  • Stage 5 - Delayed

Understanding the course of poisoning is important. In particular, the second stage may lure the physician into a false sense of security and result in premature and inappropriate discharge of a patient.

Stage 1

Features of stage 1 iron toxicity are as follows:

  • This stage usually occurs within 6 hours after exposure
  • Nausea and diarrhea, often accompanied by abdominal pain, characterize this stage
  • When the intoxication is severe, a hemorrhagic component is observed in conjunction with gastroenteritis
  • The combination of GI fluid loss and blood loss, with additional third-spacing, may result in hypovolemia or shock
  • Fatality occurs in a significant percentage of patients during this stage

Stage 2

Features of stage 2 iron toxicity are as follows:

  • GI symptoms resolve, and the patient appears to improve and recover
  • This deceptive phase usually occurs 6-12 hours after ingestion and may last as long as 24 hours.
  • Metabolic abnormalities during this phase may include hypotension, metabolic acidosis, and coagulopathy
  • Some patients skip this phase and progress directly to stage 3

Stage 3

Features of stage 3 iron toxicity are as follows:

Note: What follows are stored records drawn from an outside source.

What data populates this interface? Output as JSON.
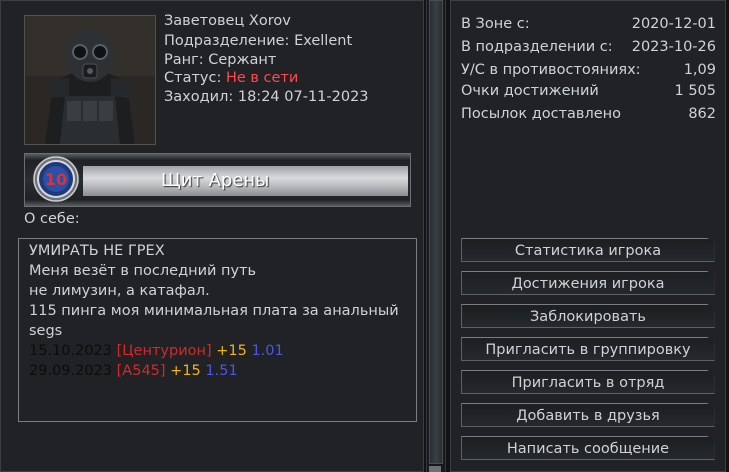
{
  "profile": {
    "name": "Заветовец Xorov",
    "unit_label": "Подразделение:",
    "unit_value": "Exellent",
    "rank_label": "Ранг:",
    "rank_value": "Сержант",
    "status_label": "Статус:",
    "status_value": "Не в сети",
    "last_seen_label": "Заходил:",
    "last_seen_value": "18:24 07-11-2023"
  },
  "rank_banner": {
    "badge_number": "10",
    "title": "Щит Арены"
  },
  "about": {
    "label": "О себе:",
    "lines": [
      "УМИРАТЬ НЕ ГРЕХ",
      "Меня везёт в последний путь",
      "не лимузин, а катафал.",
      "115 пинга моя минимальная плата за анальный",
      "segs"
    ],
    "entries": [
      {
        "date": "15.10.2023",
        "tag": "[Центурион]",
        "plus": "+15",
        "ratio": "1.01"
      },
      {
        "date": "29.09.2023",
        "tag": "[A545]",
        "plus": "+15",
        "ratio": "1.51"
      }
    ]
  },
  "stats": [
    {
      "label": "В Зоне с:",
      "value": "2020-12-01"
    },
    {
      "label": "В подразделении с:",
      "value": "2023-10-26"
    },
    {
      "label": "У/С в противостояниях:",
      "value": "1,09"
    },
    {
      "label": "Очки достижений",
      "value": "1 505"
    },
    {
      "label": "Посылок доставлено",
      "value": "862"
    }
  ],
  "actions": [
    "Статистика игрока",
    "Достижения игрока",
    "Заблокировать",
    "Пригласить в группировку",
    "Пригласить в отряд",
    "Добавить в друзья",
    "Написать сообщение"
  ],
  "colors": {
    "status_offline": "#ff4a4a",
    "entry_date": "#0c0c0c",
    "entry_tag": "#d22a2a",
    "entry_plus": "#f2b21a",
    "entry_ratio": "#4b57e6",
    "badge_number": "#e23030"
  }
}
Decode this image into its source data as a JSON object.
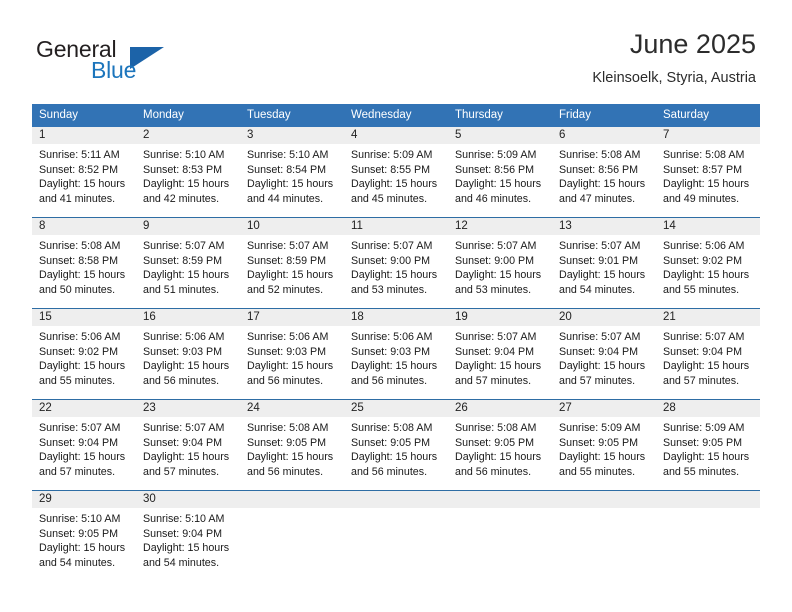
{
  "brand": {
    "name_top": "General",
    "name_bottom": "Blue",
    "accent_color": "#1c75bc",
    "triangle_color": "#1c63a8"
  },
  "header": {
    "title": "June 2025",
    "location": "Kleinsoelk, Styria, Austria"
  },
  "theme": {
    "header_bg": "#3273b5",
    "row_divider": "#2e6da4",
    "daynum_band_bg": "#eeeeee"
  },
  "weekday_headers": [
    "Sunday",
    "Monday",
    "Tuesday",
    "Wednesday",
    "Thursday",
    "Friday",
    "Saturday"
  ],
  "weeks": [
    {
      "days": [
        {
          "num": "1",
          "sunrise": "Sunrise: 5:11 AM",
          "sunset": "Sunset: 8:52 PM",
          "daylight_1": "Daylight: 15 hours",
          "daylight_2": "and 41 minutes."
        },
        {
          "num": "2",
          "sunrise": "Sunrise: 5:10 AM",
          "sunset": "Sunset: 8:53 PM",
          "daylight_1": "Daylight: 15 hours",
          "daylight_2": "and 42 minutes."
        },
        {
          "num": "3",
          "sunrise": "Sunrise: 5:10 AM",
          "sunset": "Sunset: 8:54 PM",
          "daylight_1": "Daylight: 15 hours",
          "daylight_2": "and 44 minutes."
        },
        {
          "num": "4",
          "sunrise": "Sunrise: 5:09 AM",
          "sunset": "Sunset: 8:55 PM",
          "daylight_1": "Daylight: 15 hours",
          "daylight_2": "and 45 minutes."
        },
        {
          "num": "5",
          "sunrise": "Sunrise: 5:09 AM",
          "sunset": "Sunset: 8:56 PM",
          "daylight_1": "Daylight: 15 hours",
          "daylight_2": "and 46 minutes."
        },
        {
          "num": "6",
          "sunrise": "Sunrise: 5:08 AM",
          "sunset": "Sunset: 8:56 PM",
          "daylight_1": "Daylight: 15 hours",
          "daylight_2": "and 47 minutes."
        },
        {
          "num": "7",
          "sunrise": "Sunrise: 5:08 AM",
          "sunset": "Sunset: 8:57 PM",
          "daylight_1": "Daylight: 15 hours",
          "daylight_2": "and 49 minutes."
        }
      ]
    },
    {
      "days": [
        {
          "num": "8",
          "sunrise": "Sunrise: 5:08 AM",
          "sunset": "Sunset: 8:58 PM",
          "daylight_1": "Daylight: 15 hours",
          "daylight_2": "and 50 minutes."
        },
        {
          "num": "9",
          "sunrise": "Sunrise: 5:07 AM",
          "sunset": "Sunset: 8:59 PM",
          "daylight_1": "Daylight: 15 hours",
          "daylight_2": "and 51 minutes."
        },
        {
          "num": "10",
          "sunrise": "Sunrise: 5:07 AM",
          "sunset": "Sunset: 8:59 PM",
          "daylight_1": "Daylight: 15 hours",
          "daylight_2": "and 52 minutes."
        },
        {
          "num": "11",
          "sunrise": "Sunrise: 5:07 AM",
          "sunset": "Sunset: 9:00 PM",
          "daylight_1": "Daylight: 15 hours",
          "daylight_2": "and 53 minutes."
        },
        {
          "num": "12",
          "sunrise": "Sunrise: 5:07 AM",
          "sunset": "Sunset: 9:00 PM",
          "daylight_1": "Daylight: 15 hours",
          "daylight_2": "and 53 minutes."
        },
        {
          "num": "13",
          "sunrise": "Sunrise: 5:07 AM",
          "sunset": "Sunset: 9:01 PM",
          "daylight_1": "Daylight: 15 hours",
          "daylight_2": "and 54 minutes."
        },
        {
          "num": "14",
          "sunrise": "Sunrise: 5:06 AM",
          "sunset": "Sunset: 9:02 PM",
          "daylight_1": "Daylight: 15 hours",
          "daylight_2": "and 55 minutes."
        }
      ]
    },
    {
      "days": [
        {
          "num": "15",
          "sunrise": "Sunrise: 5:06 AM",
          "sunset": "Sunset: 9:02 PM",
          "daylight_1": "Daylight: 15 hours",
          "daylight_2": "and 55 minutes."
        },
        {
          "num": "16",
          "sunrise": "Sunrise: 5:06 AM",
          "sunset": "Sunset: 9:03 PM",
          "daylight_1": "Daylight: 15 hours",
          "daylight_2": "and 56 minutes."
        },
        {
          "num": "17",
          "sunrise": "Sunrise: 5:06 AM",
          "sunset": "Sunset: 9:03 PM",
          "daylight_1": "Daylight: 15 hours",
          "daylight_2": "and 56 minutes."
        },
        {
          "num": "18",
          "sunrise": "Sunrise: 5:06 AM",
          "sunset": "Sunset: 9:03 PM",
          "daylight_1": "Daylight: 15 hours",
          "daylight_2": "and 56 minutes."
        },
        {
          "num": "19",
          "sunrise": "Sunrise: 5:07 AM",
          "sunset": "Sunset: 9:04 PM",
          "daylight_1": "Daylight: 15 hours",
          "daylight_2": "and 57 minutes."
        },
        {
          "num": "20",
          "sunrise": "Sunrise: 5:07 AM",
          "sunset": "Sunset: 9:04 PM",
          "daylight_1": "Daylight: 15 hours",
          "daylight_2": "and 57 minutes."
        },
        {
          "num": "21",
          "sunrise": "Sunrise: 5:07 AM",
          "sunset": "Sunset: 9:04 PM",
          "daylight_1": "Daylight: 15 hours",
          "daylight_2": "and 57 minutes."
        }
      ]
    },
    {
      "days": [
        {
          "num": "22",
          "sunrise": "Sunrise: 5:07 AM",
          "sunset": "Sunset: 9:04 PM",
          "daylight_1": "Daylight: 15 hours",
          "daylight_2": "and 57 minutes."
        },
        {
          "num": "23",
          "sunrise": "Sunrise: 5:07 AM",
          "sunset": "Sunset: 9:04 PM",
          "daylight_1": "Daylight: 15 hours",
          "daylight_2": "and 57 minutes."
        },
        {
          "num": "24",
          "sunrise": "Sunrise: 5:08 AM",
          "sunset": "Sunset: 9:05 PM",
          "daylight_1": "Daylight: 15 hours",
          "daylight_2": "and 56 minutes."
        },
        {
          "num": "25",
          "sunrise": "Sunrise: 5:08 AM",
          "sunset": "Sunset: 9:05 PM",
          "daylight_1": "Daylight: 15 hours",
          "daylight_2": "and 56 minutes."
        },
        {
          "num": "26",
          "sunrise": "Sunrise: 5:08 AM",
          "sunset": "Sunset: 9:05 PM",
          "daylight_1": "Daylight: 15 hours",
          "daylight_2": "and 56 minutes."
        },
        {
          "num": "27",
          "sunrise": "Sunrise: 5:09 AM",
          "sunset": "Sunset: 9:05 PM",
          "daylight_1": "Daylight: 15 hours",
          "daylight_2": "and 55 minutes."
        },
        {
          "num": "28",
          "sunrise": "Sunrise: 5:09 AM",
          "sunset": "Sunset: 9:05 PM",
          "daylight_1": "Daylight: 15 hours",
          "daylight_2": "and 55 minutes."
        }
      ]
    },
    {
      "days": [
        {
          "num": "29",
          "sunrise": "Sunrise: 5:10 AM",
          "sunset": "Sunset: 9:05 PM",
          "daylight_1": "Daylight: 15 hours",
          "daylight_2": "and 54 minutes."
        },
        {
          "num": "30",
          "sunrise": "Sunrise: 5:10 AM",
          "sunset": "Sunset: 9:04 PM",
          "daylight_1": "Daylight: 15 hours",
          "daylight_2": "and 54 minutes."
        },
        {
          "num": "",
          "sunrise": "",
          "sunset": "",
          "daylight_1": "",
          "daylight_2": ""
        },
        {
          "num": "",
          "sunrise": "",
          "sunset": "",
          "daylight_1": "",
          "daylight_2": ""
        },
        {
          "num": "",
          "sunrise": "",
          "sunset": "",
          "daylight_1": "",
          "daylight_2": ""
        },
        {
          "num": "",
          "sunrise": "",
          "sunset": "",
          "daylight_1": "",
          "daylight_2": ""
        },
        {
          "num": "",
          "sunrise": "",
          "sunset": "",
          "daylight_1": "",
          "daylight_2": ""
        }
      ]
    }
  ]
}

  • Stage 3 is characterized by metabolic acidosis and cardiovascular symptoms; the acidosis may indicate failure of organs such as the heart and kidneys
  • It is hypothesized that high iron concentrations produce venous pooling and third-spacing of fluids
  • Central nervous system (CNS) symptoms, usually stupor and coma, are also characteristic of stage 3
  • Most deaths occur during this stage
  • Stage 3 can start very early (6-8 h), depending on severity of exposure, and can last up to 2 days

Stage 4

Features of stage 4 iron toxicity are as follows:

  • Elevated liver enzymes and bilirubin levels are commonly observed with coagulopathy, indicative of hepatic dysfunction
  • Hypoglycemia may accompany liver dysfunction

Stage 5

Stage 5 iron toxicity is characterized by scarring of the healing GI tract; the stomach and/or intestines may be affected, resulting in gastric outlet or intestinal obstruction. This phase usually occurs weeks after a severe poisoning.



Complications of iron toxicity include the following: